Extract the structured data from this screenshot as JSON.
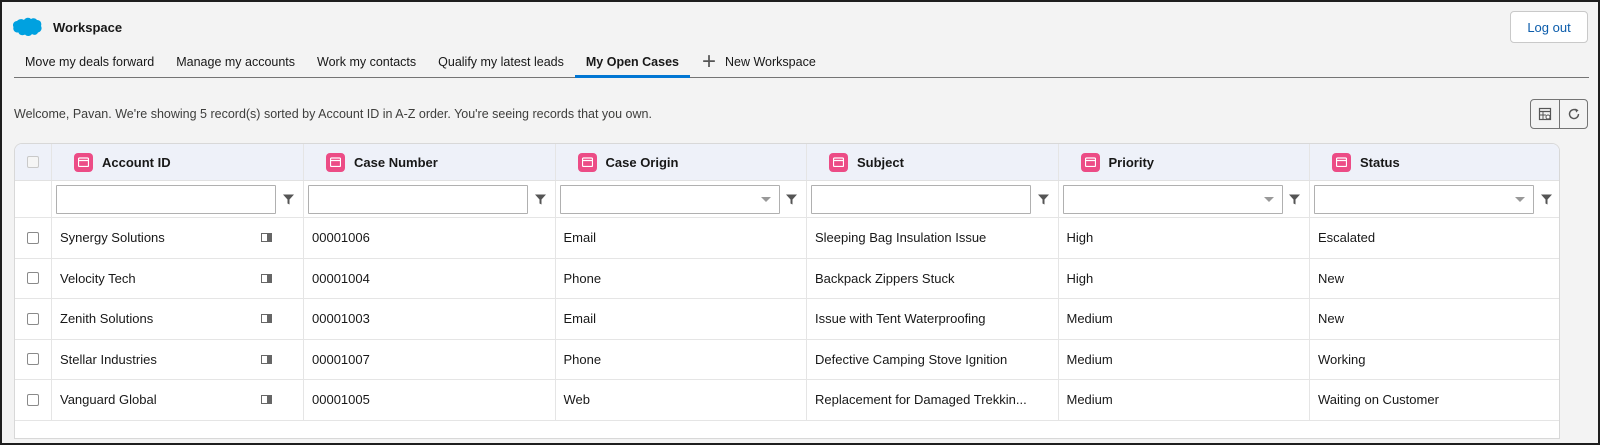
{
  "app": {
    "title": "Workspace",
    "logout_label": "Log out"
  },
  "tabs": [
    {
      "label": "Move my deals forward",
      "active": false
    },
    {
      "label": "Manage my accounts",
      "active": false
    },
    {
      "label": "Work my contacts",
      "active": false
    },
    {
      "label": "Qualify my latest leads",
      "active": false
    },
    {
      "label": "My Open Cases",
      "active": true
    }
  ],
  "new_tab_label": "New Workspace",
  "welcome_text": "Welcome, Pavan. We're showing 5 record(s) sorted by Account ID in A-Z order. You're seeing records that you own.",
  "columns": [
    {
      "label": "Account ID",
      "filter": "text"
    },
    {
      "label": "Case Number",
      "filter": "text"
    },
    {
      "label": "Case Origin",
      "filter": "select"
    },
    {
      "label": "Subject",
      "filter": "text"
    },
    {
      "label": "Priority",
      "filter": "select"
    },
    {
      "label": "Status",
      "filter": "select"
    }
  ],
  "rows": [
    {
      "account": "Synergy Solutions",
      "case_number": "00001006",
      "origin": "Email",
      "subject": "Sleeping Bag Insulation Issue",
      "priority": "High",
      "status": "Escalated"
    },
    {
      "account": "Velocity Tech",
      "case_number": "00001004",
      "origin": "Phone",
      "subject": "Backpack Zippers Stuck",
      "priority": "High",
      "status": "New"
    },
    {
      "account": "Zenith Solutions",
      "case_number": "00001003",
      "origin": "Email",
      "subject": "Issue with Tent Waterproofing",
      "priority": "Medium",
      "status": "New"
    },
    {
      "account": "Stellar Industries",
      "case_number": "00001007",
      "origin": "Phone",
      "subject": "Defective Camping Stove Ignition",
      "priority": "Medium",
      "status": "Working"
    },
    {
      "account": "Vanguard Global",
      "case_number": "00001005",
      "origin": "Web",
      "subject": "Replacement for Damaged Trekkin...",
      "priority": "Medium",
      "status": "Waiting on Customer"
    }
  ],
  "colors": {
    "brand": "#0176d3",
    "column_icon": "#ec4c86",
    "link": "#0b5cab"
  },
  "icons": {
    "logo": "salesforce-cloud-icon",
    "column": "calendar-icon",
    "filter": "filter-icon",
    "row_preview": "card-icon",
    "tools": [
      "table-settings-icon",
      "refresh-icon"
    ]
  }
}
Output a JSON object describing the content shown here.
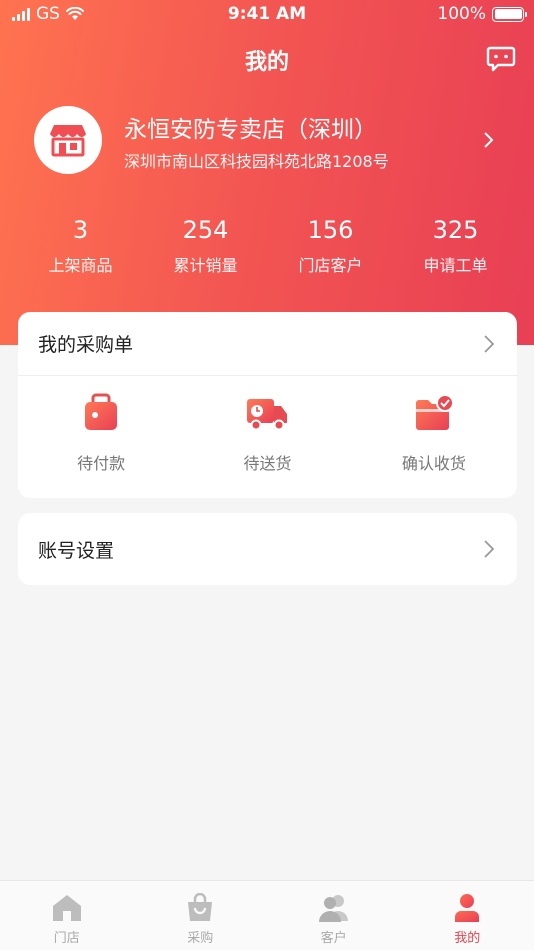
{
  "status_bar": {
    "carrier": "GS",
    "time": "9:41 AM",
    "battery": "100%"
  },
  "header": {
    "title": "我的"
  },
  "store": {
    "name": "永恒安防专卖店（深圳）",
    "address": "深圳市南山区科技园科苑北路1208号"
  },
  "stats": [
    {
      "value": "3",
      "label": "上架商品"
    },
    {
      "value": "254",
      "label": "累计销量"
    },
    {
      "value": "156",
      "label": "门店客户"
    },
    {
      "value": "325",
      "label": "申请工单"
    }
  ],
  "orders": {
    "title": "我的采购单",
    "items": [
      {
        "label": "待付款",
        "icon": "wallet-icon"
      },
      {
        "label": "待送货",
        "icon": "delivery-truck-icon"
      },
      {
        "label": "确认收货",
        "icon": "received-folder-icon"
      }
    ]
  },
  "settings": {
    "title": "账号设置"
  },
  "tabs": [
    {
      "label": "门店",
      "icon": "store-icon",
      "active": false
    },
    {
      "label": "采购",
      "icon": "shopping-bag-icon",
      "active": false
    },
    {
      "label": "客户",
      "icon": "customers-icon",
      "active": false
    },
    {
      "label": "我的",
      "icon": "profile-icon",
      "active": true
    }
  ],
  "colors": {
    "accent": "#e84750",
    "gradient_start": "#ff7350",
    "gradient_end": "#e83f55"
  }
}
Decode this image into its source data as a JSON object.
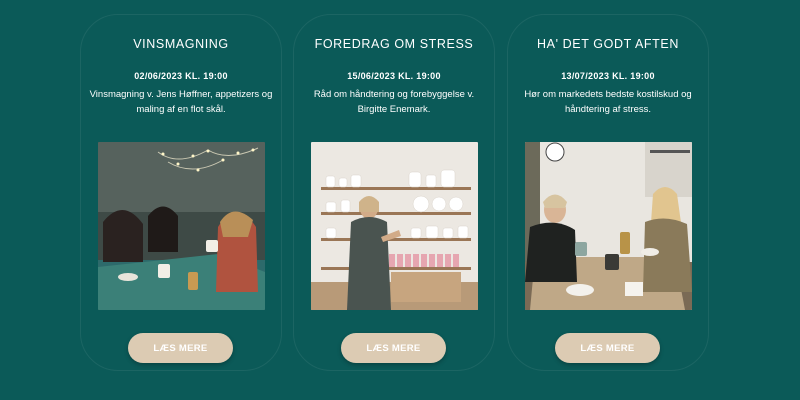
{
  "events": [
    {
      "title": "VINSMAGNING",
      "date": "02/06/2023 KL. 19:00",
      "description": "Vinsmagning v. Jens Høffner, appetizers og maling af en flot skål.",
      "photo": "people-painting-ceramics-at-table-photo",
      "button": "LÆS MERE"
    },
    {
      "title": "FOREDRAG OM STRESS",
      "date": "15/06/2023 KL. 19:00",
      "description": "Råd om håndtering og forebyggelse v. Birgitte Enemark.",
      "photo": "woman-speaking-in-ceramics-shop-photo",
      "button": "LÆS MERE"
    },
    {
      "title": "HA' DET GODT AFTEN",
      "date": "13/07/2023 KL. 19:00",
      "description": "Hør om markedets bedste kostilskud og håndtering af stress.",
      "photo": "two-women-at-cafe-table-photo",
      "button": "LÆS MERE"
    }
  ],
  "colors": {
    "background": "#0b5a58",
    "button": "#dccbb3",
    "text": "#ffffff"
  }
}
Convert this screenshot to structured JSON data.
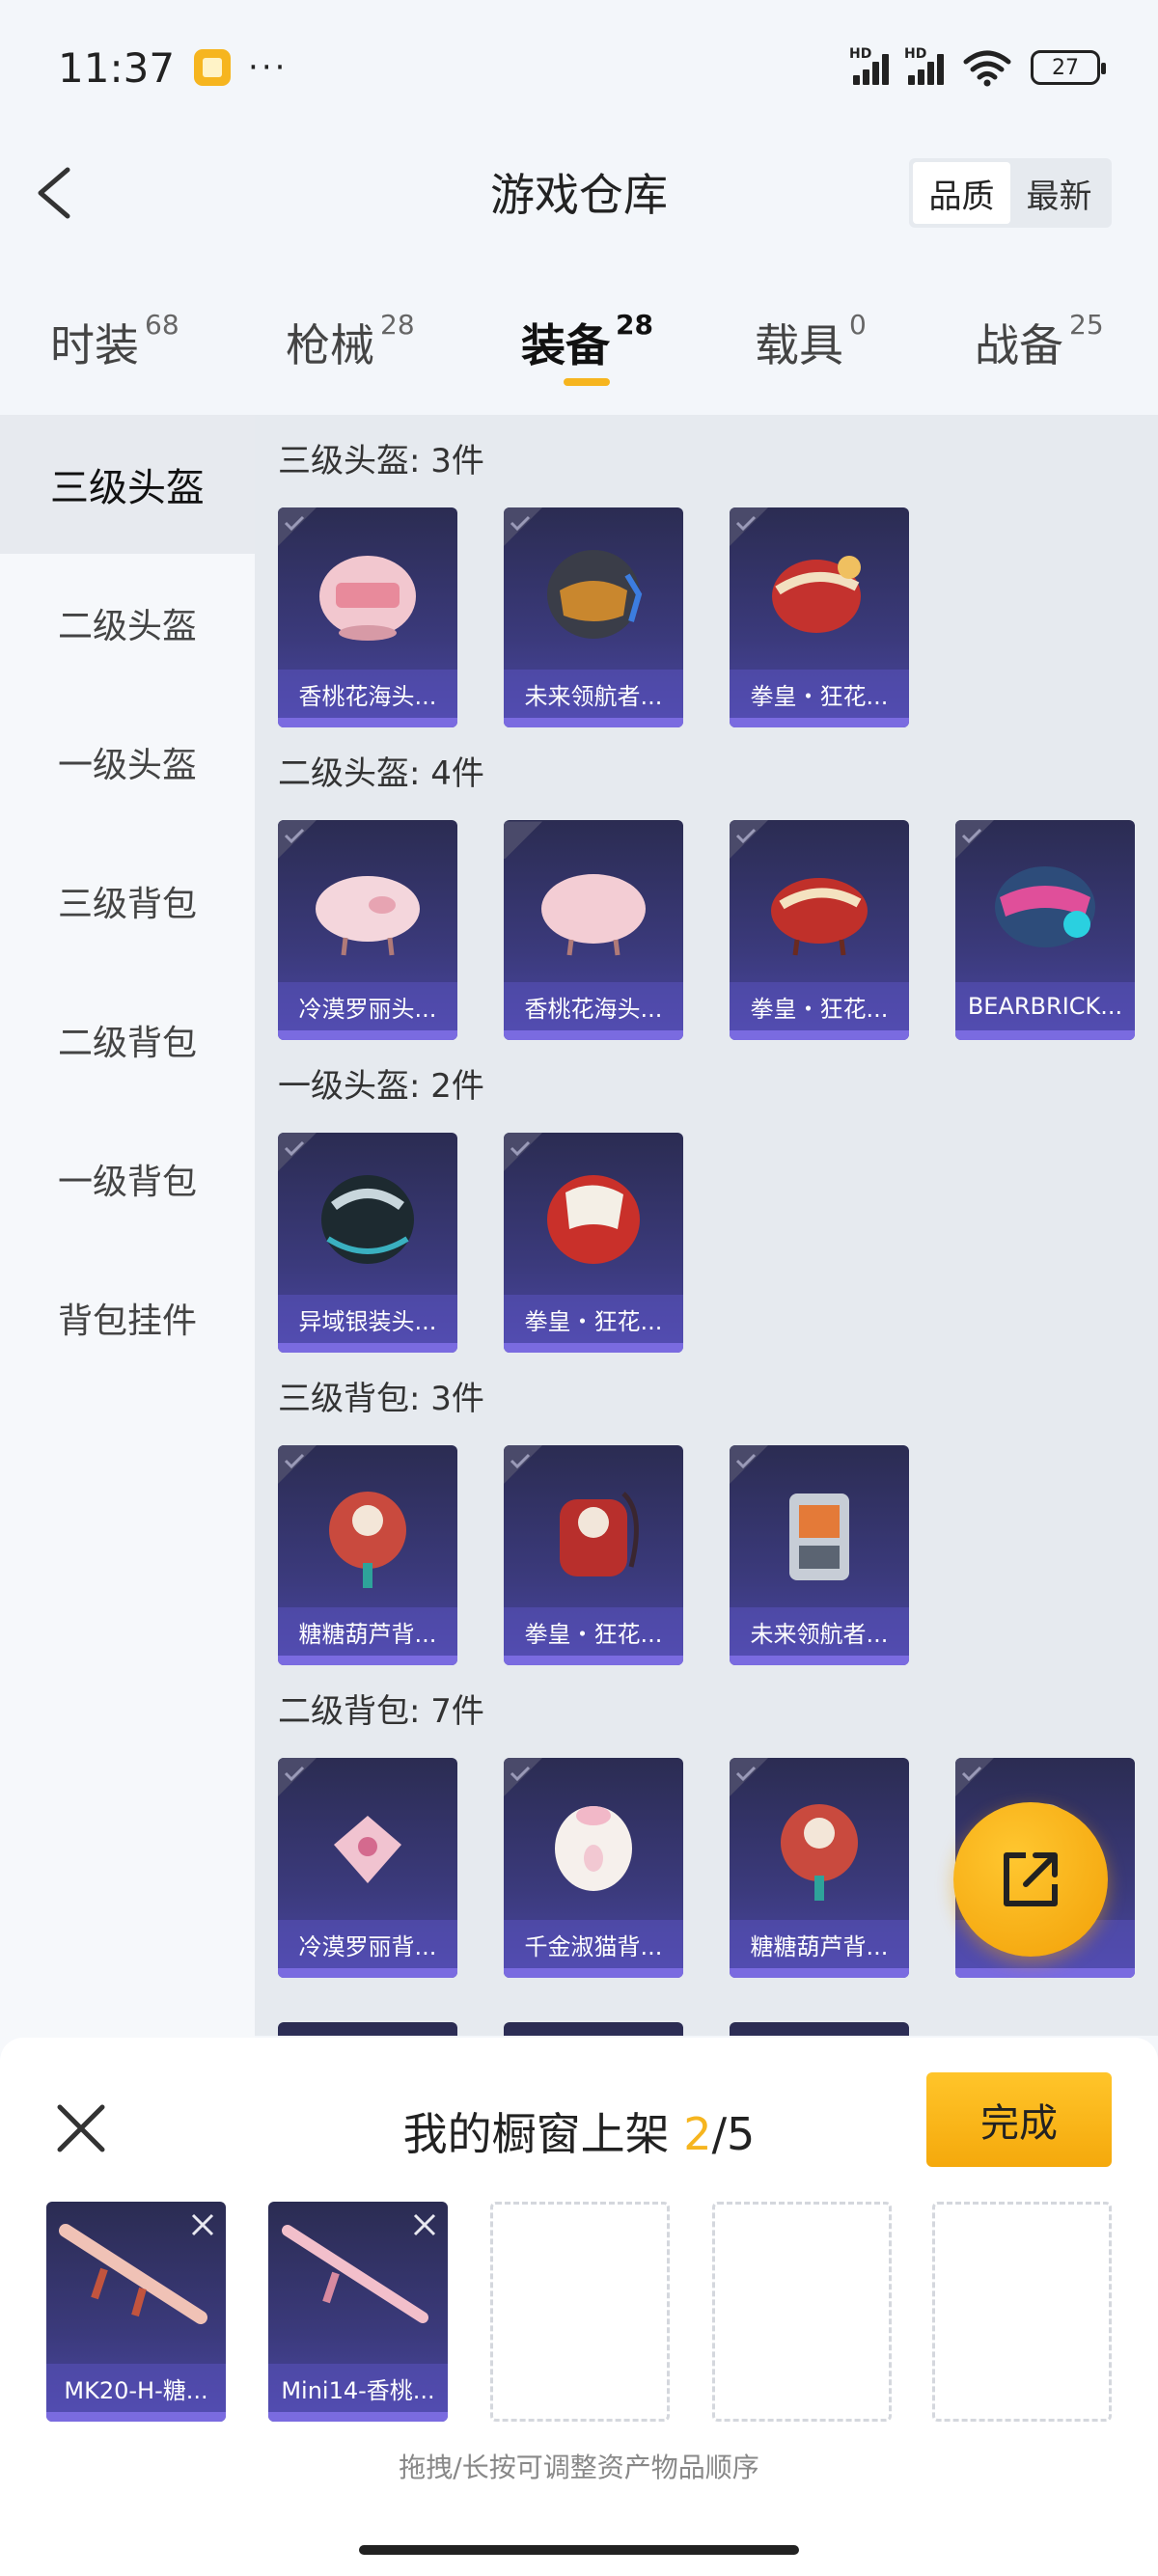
{
  "status_bar": {
    "time": "11:37",
    "more": "···",
    "battery": "27",
    "hd1": "HD",
    "hd2": "HD"
  },
  "header": {
    "title": "游戏仓库",
    "sort_options": [
      "品质",
      "最新"
    ]
  },
  "tabs": [
    {
      "label": "时装",
      "count": "68"
    },
    {
      "label": "枪械",
      "count": "28"
    },
    {
      "label": "装备",
      "count": "28"
    },
    {
      "label": "载具",
      "count": "0"
    },
    {
      "label": "战备",
      "count": "25"
    }
  ],
  "sidebar": {
    "items": [
      "三级头盔",
      "二级头盔",
      "一级头盔",
      "三级背包",
      "二级背包",
      "一级背包",
      "背包挂件"
    ]
  },
  "groups": [
    {
      "title": "三级头盔: 3件",
      "items": [
        "香桃花海头...",
        "未来领航者...",
        "拳皇・狂花..."
      ]
    },
    {
      "title": "二级头盔: 4件",
      "items": [
        "冷漠罗丽头...",
        "香桃花海头...",
        "拳皇・狂花...",
        "BEARBRICK..."
      ]
    },
    {
      "title": "一级头盔: 2件",
      "items": [
        "异域银装头...",
        "拳皇・狂花..."
      ]
    },
    {
      "title": "三级背包: 3件",
      "items": [
        "糖糖葫芦背...",
        "拳皇・狂花...",
        "未来领航者..."
      ]
    },
    {
      "title": "二级背包: 7件",
      "items": [
        "冷漠罗丽背...",
        "千金淑猫背...",
        "糖糖葫芦背...",
        "..."
      ]
    }
  ],
  "showcase": {
    "title_prefix": "我的橱窗上架 ",
    "current": "2",
    "total": "/5",
    "done_label": "完成",
    "slots": [
      "MK20-H-糖...",
      "Mini14-香桃...",
      "",
      "",
      ""
    ],
    "hint": "拖拽/长按可调整资产物品顺序"
  },
  "colors": {
    "accent": "#f6b51f",
    "card_top": "#2b2c52",
    "card_bottom": "#4b47a4"
  }
}
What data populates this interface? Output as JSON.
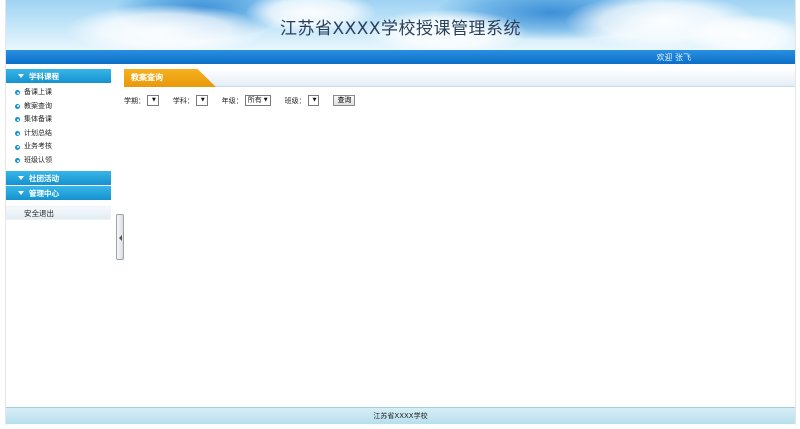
{
  "banner": {
    "title": "江苏省XXXX学校授课管理系统"
  },
  "topbar": {
    "welcome": "欢迎 张飞"
  },
  "sidebar": {
    "groups": [
      {
        "label": "学科课程",
        "items": [
          "备课上课",
          "教案查询",
          "集体备课",
          "计划总结",
          "业务考核",
          "班级认领"
        ]
      },
      {
        "label": "社团活动"
      },
      {
        "label": "管理中心"
      }
    ],
    "logout": "安全退出"
  },
  "main": {
    "tab": "教案查询",
    "filters": {
      "term_label": "学期：",
      "term_value": "",
      "subject_label": "学科：",
      "subject_value": "",
      "grade_label": "年级：",
      "grade_value": "所有",
      "class_label": "班级：",
      "class_value": "",
      "query_button": "查询"
    }
  },
  "footer": {
    "text": "江苏省XXXX学校"
  },
  "colors": {
    "accent_blue": "#1592cf",
    "tab_orange": "#f2a514",
    "bar_blue": "#0b6fc8"
  }
}
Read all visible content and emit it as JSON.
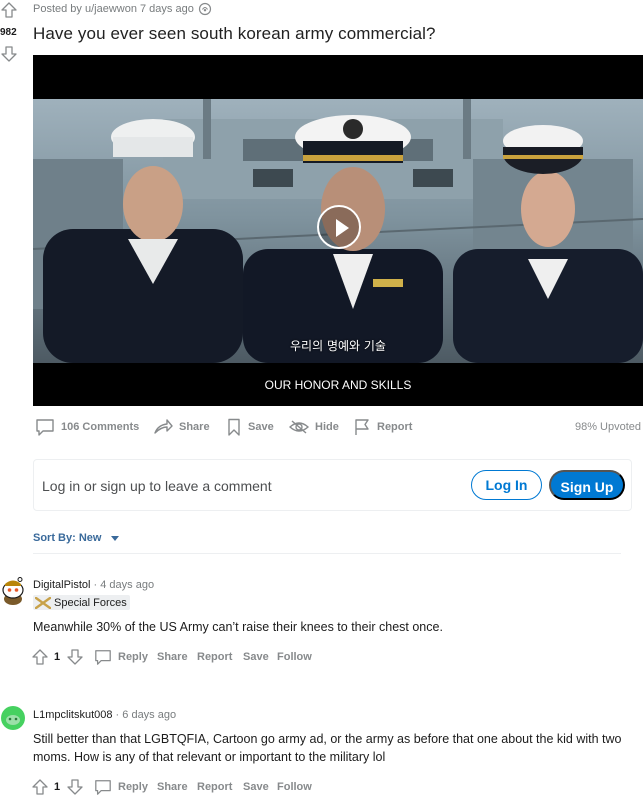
{
  "post": {
    "vote_count": "982",
    "meta": "Posted by u/jaewwon 7 days ago",
    "title": "Have you ever seen south korean army commercial?",
    "video": {
      "subtitle_kr": "우리의 명예와 기술",
      "subtitle_en": "OUR HONOR AND SKILLS"
    },
    "actions": {
      "comments": "106 Comments",
      "share": "Share",
      "save": "Save",
      "hide": "Hide",
      "report": "Report",
      "upvoted": "98% Upvoted"
    }
  },
  "comment_box": {
    "prompt": "Log in or sign up to leave a comment",
    "login_label": "Log In",
    "signup_label": "Sign Up"
  },
  "sort": {
    "label": "Sort By: New"
  },
  "comments": [
    {
      "author": "DigitalPistol",
      "time": " · 4 days ago",
      "flair": "Special Forces",
      "body": "Meanwhile 30% of the US Army can’t raise their knees to their chest once.",
      "votes": "1",
      "reply": "Reply",
      "share": "Share",
      "report": "Report",
      "save": "Save",
      "follow": "Follow"
    },
    {
      "author": "L1mpclitskut008",
      "time": " · 6 days ago",
      "body": "Still better than that LGBTQFIA, Cartoon go army ad, or the army as before that one about the kid with two moms. How is any of that relevant or important to the military lol",
      "votes": "1",
      "reply": "Reply",
      "share": "Share",
      "report": "Report",
      "save": "Save",
      "follow": "Follow"
    }
  ],
  "colors": {
    "accent": "#0079d3",
    "muted": "#878a8c",
    "sort_link": "#3a6a9b",
    "avatar_green": "#46d160"
  }
}
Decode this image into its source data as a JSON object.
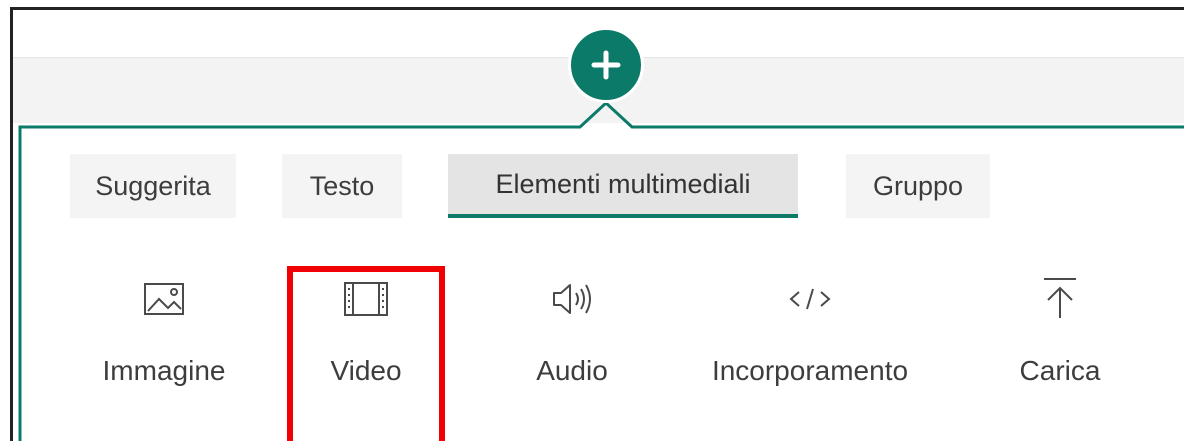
{
  "add_section": {
    "icon": "plus-icon",
    "color": "#0b7a69"
  },
  "tabs": [
    {
      "label": "Suggerita",
      "active": false
    },
    {
      "label": "Testo",
      "active": false
    },
    {
      "label": "Elementi multimediali",
      "active": true
    },
    {
      "label": "Gruppo",
      "active": false
    }
  ],
  "tools": [
    {
      "label": "Immagine",
      "icon": "image-icon"
    },
    {
      "label": "Video",
      "icon": "video-icon",
      "highlighted": true
    },
    {
      "label": "Audio",
      "icon": "audio-icon"
    },
    {
      "label": "Incorporamento",
      "icon": "code-icon"
    },
    {
      "label": "Carica",
      "icon": "upload-icon"
    }
  ],
  "colors": {
    "accent": "#0b7a69",
    "highlight": "#f00000"
  }
}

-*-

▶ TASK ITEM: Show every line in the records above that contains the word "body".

▶ ANSWER TO THIS PROBLEM:
      "body": "Meanwhile 30% of the US Army can’t raise their knees to their chest once.",
      "body": "Still better than that LGBTQFIA, Cartoon go army ad, or the army as before that one about the kid with two moms. How is any of that relevant or important to the military lol",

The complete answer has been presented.